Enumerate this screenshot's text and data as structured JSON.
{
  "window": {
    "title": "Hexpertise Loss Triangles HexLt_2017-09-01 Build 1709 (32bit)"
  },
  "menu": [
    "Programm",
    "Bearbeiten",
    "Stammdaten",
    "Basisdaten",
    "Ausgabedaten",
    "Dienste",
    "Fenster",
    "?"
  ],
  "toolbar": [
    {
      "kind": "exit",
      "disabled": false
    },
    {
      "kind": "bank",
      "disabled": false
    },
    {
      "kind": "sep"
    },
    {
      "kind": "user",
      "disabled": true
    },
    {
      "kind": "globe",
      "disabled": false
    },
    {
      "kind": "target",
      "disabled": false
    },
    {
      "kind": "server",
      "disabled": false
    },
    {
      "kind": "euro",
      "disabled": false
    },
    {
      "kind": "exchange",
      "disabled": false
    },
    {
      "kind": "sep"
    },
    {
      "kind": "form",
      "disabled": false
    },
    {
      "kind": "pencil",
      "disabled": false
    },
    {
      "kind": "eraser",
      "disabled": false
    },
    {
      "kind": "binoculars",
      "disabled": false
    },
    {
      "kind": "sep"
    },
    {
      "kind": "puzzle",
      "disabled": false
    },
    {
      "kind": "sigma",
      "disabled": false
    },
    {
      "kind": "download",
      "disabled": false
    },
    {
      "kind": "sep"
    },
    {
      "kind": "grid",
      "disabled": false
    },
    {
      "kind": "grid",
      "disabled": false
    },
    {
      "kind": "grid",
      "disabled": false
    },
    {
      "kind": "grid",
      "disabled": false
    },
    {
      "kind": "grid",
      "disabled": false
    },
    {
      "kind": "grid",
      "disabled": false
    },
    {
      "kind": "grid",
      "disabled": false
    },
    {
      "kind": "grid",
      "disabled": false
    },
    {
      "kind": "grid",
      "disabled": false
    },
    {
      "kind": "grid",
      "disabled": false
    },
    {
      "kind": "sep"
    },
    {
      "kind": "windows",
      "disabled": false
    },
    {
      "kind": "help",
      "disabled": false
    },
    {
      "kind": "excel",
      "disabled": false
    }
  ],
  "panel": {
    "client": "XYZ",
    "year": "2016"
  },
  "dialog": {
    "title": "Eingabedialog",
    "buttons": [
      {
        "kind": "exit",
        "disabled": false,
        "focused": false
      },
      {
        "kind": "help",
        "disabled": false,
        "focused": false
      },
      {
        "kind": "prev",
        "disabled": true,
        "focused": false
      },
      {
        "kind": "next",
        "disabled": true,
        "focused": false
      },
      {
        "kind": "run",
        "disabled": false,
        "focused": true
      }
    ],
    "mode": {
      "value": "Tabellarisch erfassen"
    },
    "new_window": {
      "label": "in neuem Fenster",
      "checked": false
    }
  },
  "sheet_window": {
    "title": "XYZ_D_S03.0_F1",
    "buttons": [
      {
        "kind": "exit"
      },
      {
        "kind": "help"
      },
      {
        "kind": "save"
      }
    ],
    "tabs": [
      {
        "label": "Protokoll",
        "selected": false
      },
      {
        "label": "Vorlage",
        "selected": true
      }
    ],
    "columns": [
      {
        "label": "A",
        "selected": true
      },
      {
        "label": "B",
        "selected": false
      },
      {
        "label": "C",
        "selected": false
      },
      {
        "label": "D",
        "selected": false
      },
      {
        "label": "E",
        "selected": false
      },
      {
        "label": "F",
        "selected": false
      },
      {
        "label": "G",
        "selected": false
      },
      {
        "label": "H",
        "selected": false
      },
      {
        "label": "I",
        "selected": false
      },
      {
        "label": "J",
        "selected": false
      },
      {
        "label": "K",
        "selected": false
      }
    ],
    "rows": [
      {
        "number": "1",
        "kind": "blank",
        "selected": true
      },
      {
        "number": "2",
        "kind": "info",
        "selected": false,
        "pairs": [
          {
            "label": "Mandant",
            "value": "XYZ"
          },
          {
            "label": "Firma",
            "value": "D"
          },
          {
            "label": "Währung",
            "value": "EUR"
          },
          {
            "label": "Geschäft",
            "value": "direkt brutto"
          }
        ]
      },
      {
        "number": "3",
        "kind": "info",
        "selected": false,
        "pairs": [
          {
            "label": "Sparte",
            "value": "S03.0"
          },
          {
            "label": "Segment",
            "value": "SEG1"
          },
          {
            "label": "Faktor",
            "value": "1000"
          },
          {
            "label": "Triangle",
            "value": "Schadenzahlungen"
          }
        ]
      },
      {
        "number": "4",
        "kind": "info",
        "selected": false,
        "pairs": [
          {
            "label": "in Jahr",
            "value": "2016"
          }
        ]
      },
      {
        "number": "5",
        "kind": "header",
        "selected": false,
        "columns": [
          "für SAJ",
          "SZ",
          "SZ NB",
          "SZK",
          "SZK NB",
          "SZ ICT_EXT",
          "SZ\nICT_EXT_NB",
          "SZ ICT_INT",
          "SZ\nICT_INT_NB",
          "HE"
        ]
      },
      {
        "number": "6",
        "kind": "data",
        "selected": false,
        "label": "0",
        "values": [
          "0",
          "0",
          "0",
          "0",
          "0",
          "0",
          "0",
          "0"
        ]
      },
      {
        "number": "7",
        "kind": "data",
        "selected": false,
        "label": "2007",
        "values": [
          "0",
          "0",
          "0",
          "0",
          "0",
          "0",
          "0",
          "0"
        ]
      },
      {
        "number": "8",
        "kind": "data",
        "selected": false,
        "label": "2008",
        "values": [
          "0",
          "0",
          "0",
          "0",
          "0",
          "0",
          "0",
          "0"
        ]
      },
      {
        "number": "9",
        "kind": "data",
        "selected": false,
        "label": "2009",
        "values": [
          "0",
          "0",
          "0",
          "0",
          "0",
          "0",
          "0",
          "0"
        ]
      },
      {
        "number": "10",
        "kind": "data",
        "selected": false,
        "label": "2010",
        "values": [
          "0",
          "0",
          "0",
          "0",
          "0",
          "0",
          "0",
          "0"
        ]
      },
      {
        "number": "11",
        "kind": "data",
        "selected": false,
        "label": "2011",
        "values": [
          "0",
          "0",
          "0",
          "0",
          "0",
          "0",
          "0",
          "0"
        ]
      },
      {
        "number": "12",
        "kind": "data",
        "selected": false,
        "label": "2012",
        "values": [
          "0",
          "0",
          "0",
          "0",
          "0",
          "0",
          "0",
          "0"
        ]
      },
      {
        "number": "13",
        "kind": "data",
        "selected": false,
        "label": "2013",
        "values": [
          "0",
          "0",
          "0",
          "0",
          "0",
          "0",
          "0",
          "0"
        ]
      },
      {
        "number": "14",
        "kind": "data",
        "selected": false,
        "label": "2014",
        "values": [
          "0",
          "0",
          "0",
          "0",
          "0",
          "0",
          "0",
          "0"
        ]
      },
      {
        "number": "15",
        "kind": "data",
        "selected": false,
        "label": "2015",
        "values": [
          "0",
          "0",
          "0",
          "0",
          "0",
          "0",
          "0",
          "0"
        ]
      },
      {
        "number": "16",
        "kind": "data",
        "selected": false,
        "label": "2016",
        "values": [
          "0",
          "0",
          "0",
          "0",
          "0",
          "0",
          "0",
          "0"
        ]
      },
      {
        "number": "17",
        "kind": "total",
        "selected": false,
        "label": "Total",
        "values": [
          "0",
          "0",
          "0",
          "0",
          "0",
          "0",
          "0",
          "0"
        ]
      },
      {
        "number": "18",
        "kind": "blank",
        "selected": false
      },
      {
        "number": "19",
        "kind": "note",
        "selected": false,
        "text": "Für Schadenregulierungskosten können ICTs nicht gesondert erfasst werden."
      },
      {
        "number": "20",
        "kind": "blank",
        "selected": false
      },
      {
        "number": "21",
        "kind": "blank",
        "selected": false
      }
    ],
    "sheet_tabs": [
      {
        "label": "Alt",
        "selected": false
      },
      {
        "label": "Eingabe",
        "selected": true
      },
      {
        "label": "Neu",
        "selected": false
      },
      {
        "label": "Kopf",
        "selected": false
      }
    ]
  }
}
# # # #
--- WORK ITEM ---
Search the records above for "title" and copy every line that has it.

--- RESPONSE ---
    "title": "Hexpertise Loss Triangles HexLt_2017-09-01 Build 1709 (32bit)"
    "title": "Eingabedialog",
    "title": "XYZ_D_S03.0_F1",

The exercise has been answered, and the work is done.